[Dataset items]
* * * * * * *

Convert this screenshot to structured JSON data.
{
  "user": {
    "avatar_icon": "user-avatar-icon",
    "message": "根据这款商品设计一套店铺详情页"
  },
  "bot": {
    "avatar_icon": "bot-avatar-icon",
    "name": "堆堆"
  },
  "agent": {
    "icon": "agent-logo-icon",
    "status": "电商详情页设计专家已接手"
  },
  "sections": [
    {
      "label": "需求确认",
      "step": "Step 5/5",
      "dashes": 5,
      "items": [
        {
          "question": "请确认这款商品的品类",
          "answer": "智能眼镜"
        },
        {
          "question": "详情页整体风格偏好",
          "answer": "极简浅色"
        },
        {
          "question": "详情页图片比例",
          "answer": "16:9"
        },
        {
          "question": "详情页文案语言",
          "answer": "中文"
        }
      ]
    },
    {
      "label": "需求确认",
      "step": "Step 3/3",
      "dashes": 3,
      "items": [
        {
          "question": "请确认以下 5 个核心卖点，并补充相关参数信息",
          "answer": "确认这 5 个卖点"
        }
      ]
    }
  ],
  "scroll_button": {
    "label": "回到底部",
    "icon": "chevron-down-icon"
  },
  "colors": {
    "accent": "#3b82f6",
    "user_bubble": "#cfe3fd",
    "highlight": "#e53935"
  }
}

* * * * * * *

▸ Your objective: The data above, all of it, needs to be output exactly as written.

▸ Result of the exercise:
Convert this screenshot to structured JSON data.
{
  "user": {
    "avatar_icon": "user-avatar-icon",
    "message": "根据这款商品设计一套店铺详情页"
  },
  "bot": {
    "avatar_icon": "bot-avatar-icon",
    "name": "堆堆"
  },
  "agent": {
    "icon": "agent-logo-icon",
    "status": "电商详情页设计专家已接手"
  },
  "sections": [
    {
      "label": "需求确认",
      "step": "Step 5/5",
      "dashes": 5,
      "items": [
        {
          "question": "请确认这款商品的品类",
          "answer": "智能眼镜"
        },
        {
          "question": "详情页整体风格偏好",
          "answer": "极简浅色"
        },
        {
          "question": "详情页图片比例",
          "answer": "16:9"
        },
        {
          "question": "详情页文案语言",
          "answer": "中文"
        }
      ]
    },
    {
      "label": "需求确认",
      "step": "Step 3/3",
      "dashes": 3,
      "items": [
        {
          "question": "请确认以下 5 个核心卖点，并补充相关参数信息",
          "answer": "确认这 5 个卖点"
        }
      ]
    }
  ],
  "scroll_button": {
    "label": "回到底部",
    "icon": "chevron-down-icon"
  },
  "colors": {
    "accent": "#3b82f6",
    "user_bubble": "#cfe3fd",
    "highlight": "#e53935"
  }
}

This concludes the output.